If you want to get a bit of an ab workout in with your stretch, then this yoga move will help. This move requires you to lift your legs and arms from the mat, relying on the ab muscles to do so. As you can imagine, a lot of the pressure on your lower back lifts during this stretch, allowing it to take a breather. You’ll want to start by laying flat on your belly. Then, bring your arms and legs up at the same time and lift them from the mat. Your arms should be lifting behind you rather than in front of you. Only your lower abdomen and the tops of your thighs should be touching the mat. Make sure that you really push out your arms and legs as well so there is plenty of vertical stretch. This yoga move creates a nice curvature in your back that pushes your muscles in a different direction than they’re used to.
6. Bridge Pose
Your abs also get a workout in this yoga move. Now you’re going to push your lower back into the complete opposite direction. You’ll still want to look for that “c” shape in your spine, but you’ll be pushing up rather than bending back. Start by laying on your back with your knees up and arms at your side. Then, you’ll use your abs and hips to thrust up into the air as far as you can go. The “c” shape won’t be as dramatic, but it’ll be enough to really stretch out your lower back. Pay close attention to the demonstration below. It may look like her body is a straight line, but notice the slight dip in the lower back. It’s not a dramatic curve, but you’ll still push your muscles in a way they aren’t used to and stretch them out.
7. Spinal Twist Pose
This is the last yoga move you’ll start by laying on your back. We’re also moving away from curving the back. We’re going to focus on twisting now. You may experience some light popping in your back when you try this move, so don’t be alarmed. Lay flat on your back with your arms spread out wide and bring your knees up. Then, lay your knees to the side without twisting your torso and hold the pose for about ten seconds. Instead of coming out of the pose, you’ll want to flip your knees to the other side and hold. You can also skip the holding and just move your knees from side to side. Moving from one side to the other without holding is more likely to cause some light popping, so be careful.
8. Sitting Spinal Twist Pose
Let’s go ahead and sit up and work our way to standing. For this yoga move, you’ll want to start by sitting up with your legs stretched out in front of you. Slowly tuck one leg under your bottom and throw the other leg over your thigh. It’s a weird way to sit, but you’ll then twist against your top leg. Twisting your lower back against the direction of your legs will stretch those muscles and might even pop your back. This yoga move is a little more difficult and requires some balance. Make sure you’re careful as you practice.
9. Triangle Pose

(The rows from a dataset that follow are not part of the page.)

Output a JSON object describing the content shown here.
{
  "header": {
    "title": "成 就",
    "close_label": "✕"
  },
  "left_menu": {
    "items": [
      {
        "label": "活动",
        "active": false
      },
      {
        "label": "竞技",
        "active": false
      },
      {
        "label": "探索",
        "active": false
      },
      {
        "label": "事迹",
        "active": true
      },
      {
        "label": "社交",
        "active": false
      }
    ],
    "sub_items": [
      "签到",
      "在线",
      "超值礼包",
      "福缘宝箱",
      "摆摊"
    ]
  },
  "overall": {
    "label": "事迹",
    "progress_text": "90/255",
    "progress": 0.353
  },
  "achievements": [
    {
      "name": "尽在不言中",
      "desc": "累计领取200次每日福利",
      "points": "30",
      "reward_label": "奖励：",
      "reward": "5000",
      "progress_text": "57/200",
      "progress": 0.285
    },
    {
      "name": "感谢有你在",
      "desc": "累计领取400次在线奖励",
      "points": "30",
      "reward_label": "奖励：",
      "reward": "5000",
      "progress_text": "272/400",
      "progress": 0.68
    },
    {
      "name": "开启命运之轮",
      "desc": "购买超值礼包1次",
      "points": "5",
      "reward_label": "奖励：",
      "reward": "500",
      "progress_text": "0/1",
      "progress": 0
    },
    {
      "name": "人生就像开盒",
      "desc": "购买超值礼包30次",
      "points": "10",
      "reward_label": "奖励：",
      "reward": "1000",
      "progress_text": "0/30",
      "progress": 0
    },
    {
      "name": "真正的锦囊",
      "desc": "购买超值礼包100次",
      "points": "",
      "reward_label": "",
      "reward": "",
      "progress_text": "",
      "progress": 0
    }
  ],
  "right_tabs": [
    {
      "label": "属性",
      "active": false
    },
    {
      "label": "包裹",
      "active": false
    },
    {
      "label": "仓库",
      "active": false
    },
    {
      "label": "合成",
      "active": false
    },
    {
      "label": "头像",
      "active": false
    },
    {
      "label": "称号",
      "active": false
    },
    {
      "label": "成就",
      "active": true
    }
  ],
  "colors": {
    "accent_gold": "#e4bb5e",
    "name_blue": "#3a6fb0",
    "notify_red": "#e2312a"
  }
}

Now we’re going to completely stand up. For this yoga move, you’ll want to spread your feet apart, but no more than shoulder-width. Your left leg should be somewhat aligned with your left hip. The toes on your left foot should face forward. Your right leg should stretch out to the side with your right toes at an angle. Your legs should be making a triangle with the mat as the third side. Once your legs are positioned, raise your arms so that they’re parallel with the floor and your palms are facing down. Gently bend forward at the hip and come forward, keeping your arms straight. They should move like the hands on a clock as you come down. As you come forward, make sure you turn your neck so that you end the stretch by looking up at the sky. Your right hand should land flat on the floor next to your right foot. However, if this is too deep of a stretch, you can go forward until the tips of your fingers touch the mat, as shown in the demonstration below. This yoga move works hard to stretch out your lower back and neck. Be careful with this move if you’re not very flexible or if your pain increases as you lean forward.
10. Downward-Facing Dog Pose
This is another basic yoga move for almost every routine. You’ll want to start by standing up, then slowly bend over to touch your toes. Once you’re touching your toes, you’ll walk your hands up towards the edge of the mat without moving your feet. This is a common stretch for dogs, hence the name of the pose. Your whole body will make a sort of triangle with the floor and really stretch your lower back. This is a great finishing move, too.